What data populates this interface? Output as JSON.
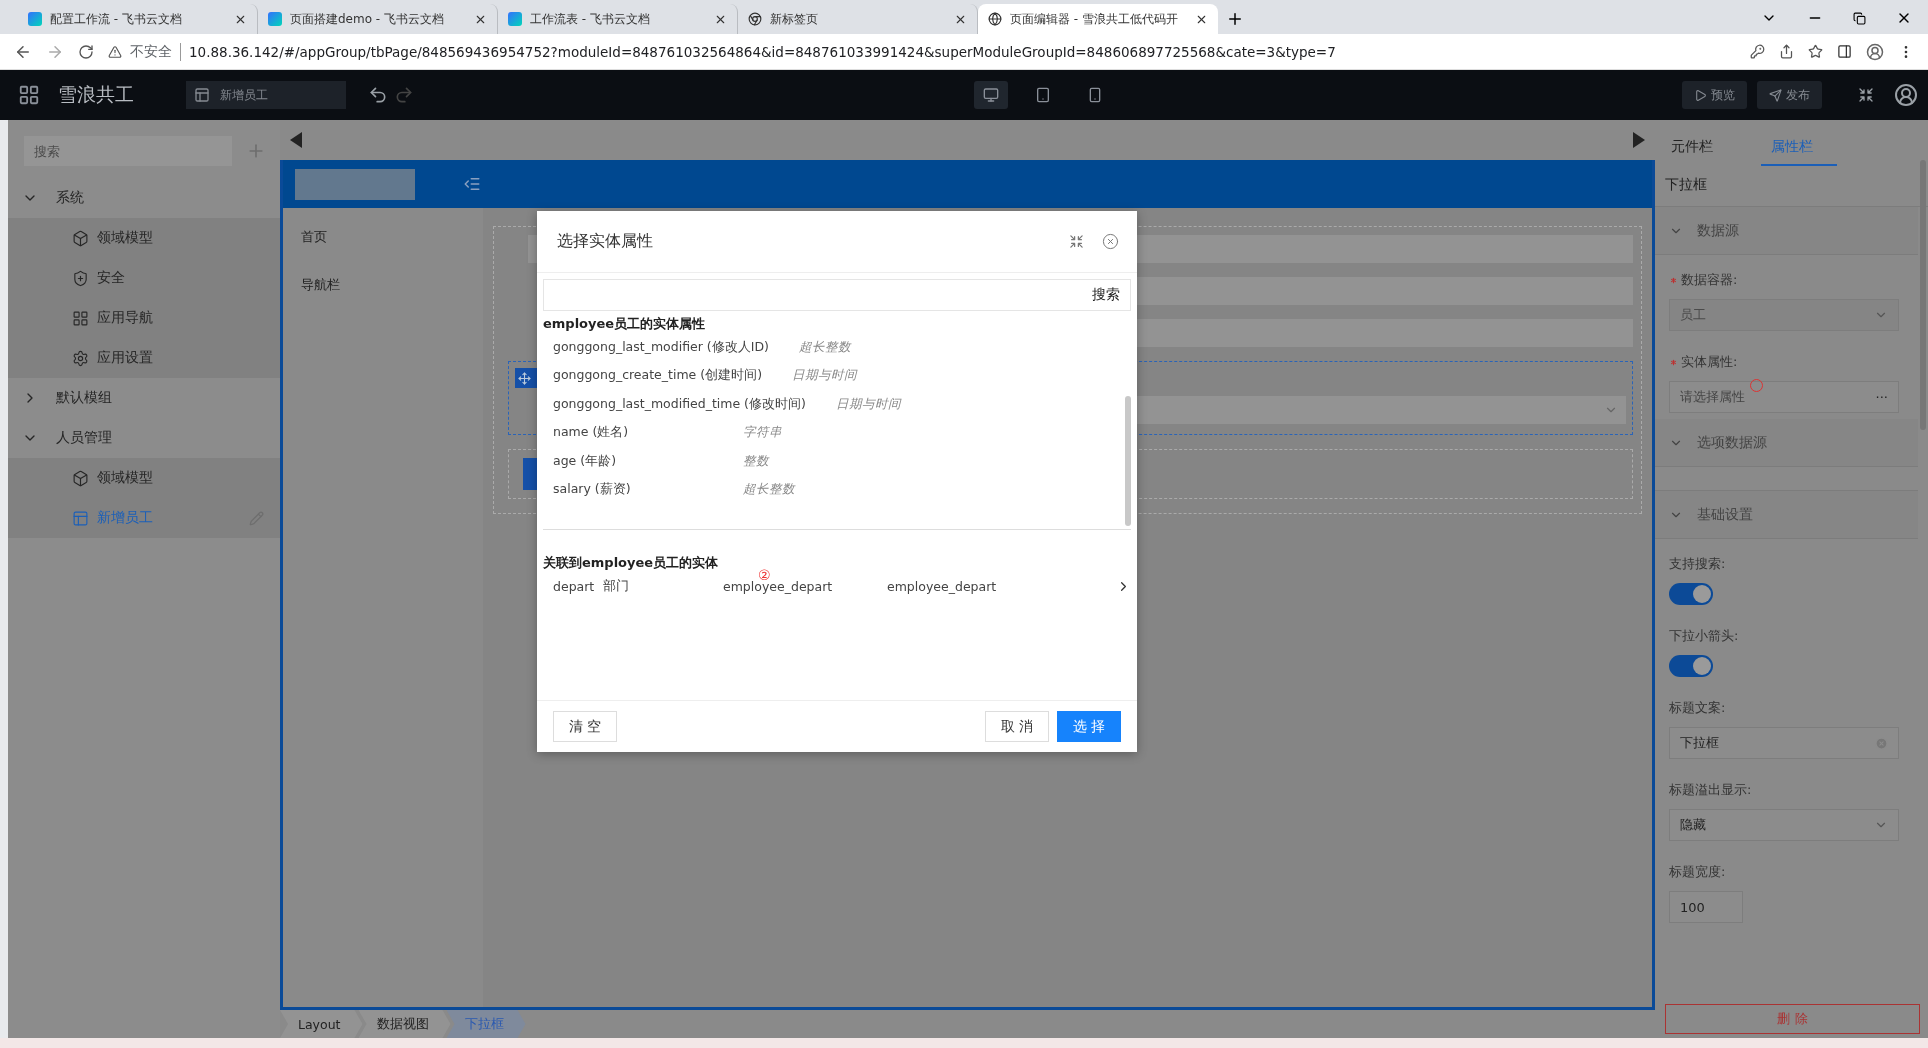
{
  "browser": {
    "tabs": [
      {
        "title": "配置工作流 - 飞书云文档",
        "kind": "document",
        "selected": false
      },
      {
        "title": "页面搭建demo - 飞书云文档",
        "kind": "document",
        "selected": false
      },
      {
        "title": "工作流表 - 飞书云文档",
        "kind": "document",
        "selected": false
      },
      {
        "title": "新标签页",
        "kind": "newtab",
        "selected": false
      },
      {
        "title": "页面编辑器 - 雪浪共工低代码开",
        "kind": "site",
        "selected": true
      }
    ],
    "security": "不安全",
    "url": "10.88.36.142/#/appGroup/tbPage/848569436954752?moduleId=848761032564864&id=848761033991424&superModuleGroupId=848606897725568&cate=3&type=7"
  },
  "header": {
    "app_name": "雪浪共工",
    "page": "新增员工",
    "devices": [
      {
        "kind": "desktop",
        "selected": true
      },
      {
        "kind": "tablet",
        "selected": false
      },
      {
        "kind": "phone",
        "selected": false
      }
    ],
    "buttons": [
      {
        "kind": "preview",
        "label": "预览"
      },
      {
        "kind": "publish",
        "label": "发布"
      }
    ]
  },
  "sidebar": {
    "search": {
      "placeholder": "搜索"
    },
    "tree": [
      {
        "label": "系统",
        "expanded": true,
        "children": [
          {
            "label": "领域模型",
            "kind": "model",
            "selected": false
          },
          {
            "label": "安全",
            "kind": "security",
            "selected": false
          },
          {
            "label": "应用导航",
            "kind": "navigation",
            "selected": false
          },
          {
            "label": "应用设置",
            "kind": "settings",
            "selected": false
          }
        ]
      },
      {
        "label": "默认模组",
        "expanded": false
      },
      {
        "label": "人员管理",
        "expanded": true,
        "children": [
          {
            "label": "领域模型",
            "kind": "model",
            "selected": false
          },
          {
            "label": "新增员工",
            "kind": "page",
            "selected": true
          }
        ]
      }
    ]
  },
  "canvas": {
    "nav": [
      "首页",
      "导航栏"
    ]
  },
  "breadcrumb": [
    {
      "label": "Layout",
      "selected": false
    },
    {
      "label": "数据视图",
      "selected": false
    },
    {
      "label": "下拉框",
      "selected": true
    }
  ],
  "modal": {
    "title": "选择实体属性",
    "search_button": "搜索",
    "attributes": {
      "title": "employee员工的实体属性",
      "rows": [
        {
          "name": "gonggong_last_modifier (修改人ID)",
          "type": "超长整数"
        },
        {
          "name": "gonggong_create_time (创建时间)",
          "type": "日期与时间"
        },
        {
          "name": "gonggong_last_modified_time (修改时间)",
          "type": "日期与时间"
        },
        {
          "name": "name (姓名)",
          "type": "字符串"
        },
        {
          "name": "age (年龄)",
          "type": "整数"
        },
        {
          "name": "salary (薪资)",
          "type": "超长整数"
        }
      ]
    },
    "relations": {
      "title": "关联到employee员工的实体",
      "rows": [
        {
          "field": "depart",
          "label": "部门",
          "entity": "employee_depart",
          "table": "employee_depart"
        }
      ]
    },
    "annotation": "②",
    "buttons": [
      {
        "kind": "clear",
        "label": "清 空"
      },
      {
        "kind": "cancel",
        "label": "取 消"
      },
      {
        "kind": "confirm",
        "label": "选 择"
      }
    ]
  },
  "panel": {
    "tabs": [
      {
        "label": "元件栏",
        "selected": false
      },
      {
        "label": "属性栏",
        "selected": true
      }
    ],
    "title": "下拉框",
    "items": [
      {
        "kind": "section",
        "label": "数据源",
        "expanded": true
      },
      {
        "kind": "label",
        "label": "数据容器:",
        "required": true
      },
      {
        "kind": "select",
        "value": "员工",
        "disabled": true
      },
      {
        "kind": "label",
        "label": "实体属性:",
        "required": true
      },
      {
        "kind": "picker",
        "placeholder": "请选择属性",
        "button": "···"
      },
      {
        "kind": "section",
        "label": "选项数据源",
        "expanded": true
      },
      {
        "kind": "section",
        "label": "基础设置",
        "expanded": true
      },
      {
        "kind": "label",
        "label": "支持搜索:",
        "required": false
      },
      {
        "kind": "switch",
        "on": true
      },
      {
        "kind": "label",
        "label": "下拉小箭头:",
        "required": false
      },
      {
        "kind": "switch",
        "on": true
      },
      {
        "kind": "label",
        "label": "标题文案:",
        "required": false
      },
      {
        "kind": "clearable",
        "value": "下拉框"
      },
      {
        "kind": "label",
        "label": "标题溢出显示:",
        "required": false
      },
      {
        "kind": "select",
        "value": "隐藏",
        "disabled": false
      },
      {
        "kind": "label",
        "label": "标题宽度:",
        "required": false
      },
      {
        "kind": "short",
        "value": "100"
      }
    ],
    "delete_button": "删 除"
  }
}
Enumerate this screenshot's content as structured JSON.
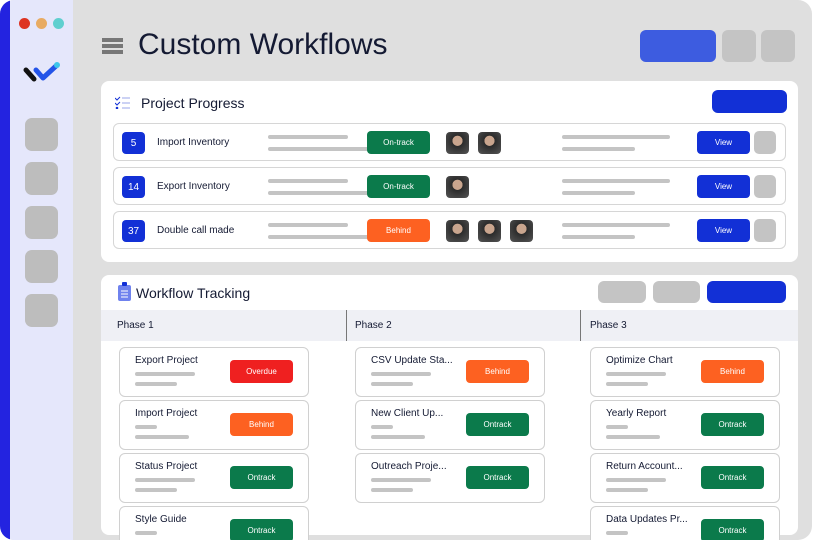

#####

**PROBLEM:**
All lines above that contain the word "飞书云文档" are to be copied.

**RESPONSE FOR THIS EXERCISE:**
        "title": "配置工作流 - 飞书云文档",
        "title": "页面搭建demo - 飞书云文档",
        "title": "工作流表 - 飞书云文档",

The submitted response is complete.